May exercise amiss his proper powers, Treacherous and false ; it smiled, and it was cold. Or covet more than freemen choose to grant: Great princes have great playthings. Some have Beyond that mark is treason. He is ours played
To administer, to guard, to adorn, the state, At hewing mountains into men, and some
But not to warp or change it. We are his At building human wonders mountain-high. To serve him nobly in the common cause, Some have amused the dull, sad years of life, True to the death, but not to be his slaves. (Life spent in inolence, and therefore sad)
Mark now the difference, ye that boast your love With schemes of monumental fame; and sought Of kings, between your loyalty and ours. By pyramids and mausolean pomp,
We love the man, the paltry pageant you: Short-lived themselves, to immortalize their bones. We the chief patron of the commonwealth, Some seek diversion in the tented field,
You the regardless author of its woes: And make the sorrows of mankind their sport. We for the sake of liberty a king, But war's a game, which, were their subjects wise, You chains and bondage for a tyrant's sake. Kings would not play at. Nations would do well Our love is principle, and has its root To extort their truncheons from the puny hands In reason, is judicious, manly, free; Of heroes, whose infirm and baby minds
Yours, a blind instinct, crouchies to the rod, Are gratified with mischief; and who spoil,
And licks the foot, that treads it in the dust. Because men suffer it, their toy the world.
Were kingship as true treasure as it seems,
I would not be a king to be beloved
Causeless, and daubed with undiscerning praise,
Where love is mere attachment to the throne, To reverence'what is ancient, and can plead
Not to the man, who fills it as he ought. A course of long observance for its use,
'Tis liberty alone that gives the flower That even servitude, the worst of ills,
Of fleeting life its lustre and perfume; Because delivered down from sire to son,
And we are weeds without it. All constraint, Is kept and guarded as a sacred thing.

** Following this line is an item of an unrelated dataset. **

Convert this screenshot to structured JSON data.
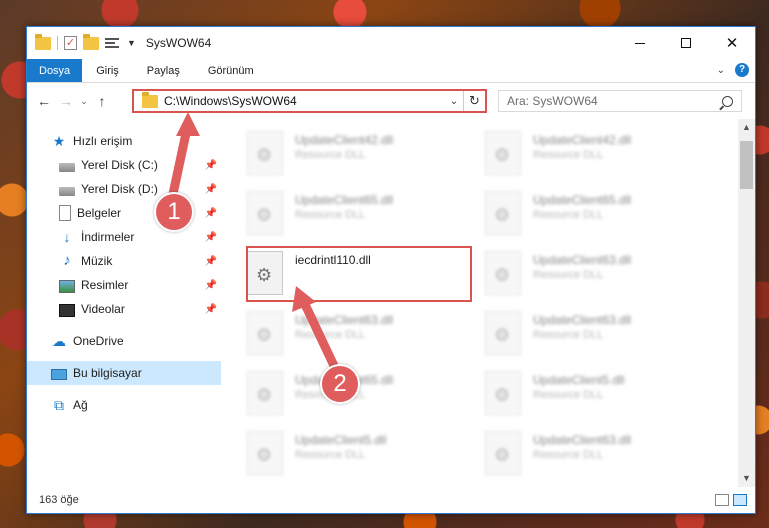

Except what wisdom lays on evil men, But is it fit, or can it bear the shock
Is evil: hurts the faculties, impedes Of rational discussion, that a man,
Their progress in the road of science; blinds Compounded and made up like other men

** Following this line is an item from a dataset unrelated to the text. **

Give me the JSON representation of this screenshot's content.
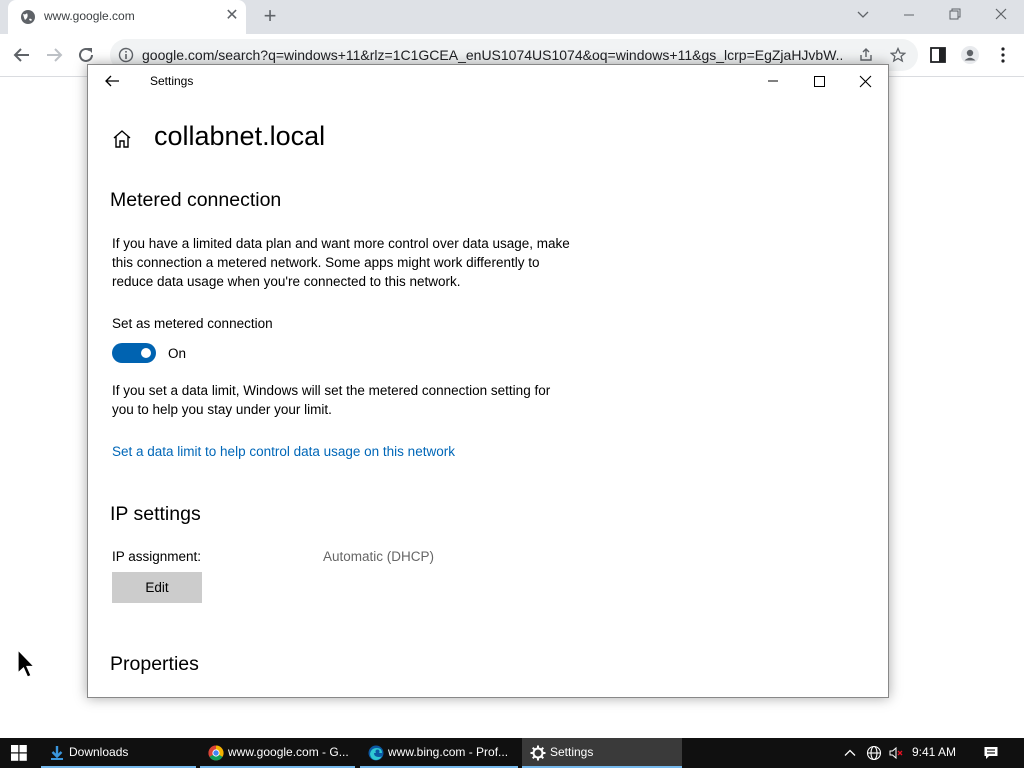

The eyesight of discovery; and begets Of elements tumultuous, in whom lust
In those that suffer it, a sordid mind And folly in as ample measure meet,
Bestial, a meagre intellect, unfit As in the bosoms of the slaves he rules,
To be the tenant of man's noble form. Should be a despot absolute, and boast
Thee therefore still, blame-worthy as thou art, Himself the only freeman of his land?
With all thy loss of empire, and though squeezed Should, when he pleases, and on whom he will, By public exigence till annual food Wage war, with any or with no pretence
Fails for the craving hunger of the state, Of provocation given, or wrong sustained,
Thee I account still happy, and the chief And force the beggarly last doit, by means
Among the nations, seeing thou art free; That his own humour dictates, from the clutch
My native nook of earth! Thy clime is rude, Of poverty, that thus he may procure
Replete with vapours, and disposes much
All hearts to sadness, and none more than mine: His thousands, weary of penurious life,
Thine unadulterate manners are less soft A splendid opportunity to die?
And plausible than social life requires, Say ye, who (with less prudence than of old
And thou hast need of discipline and art Jothan ascribed to his assembled trees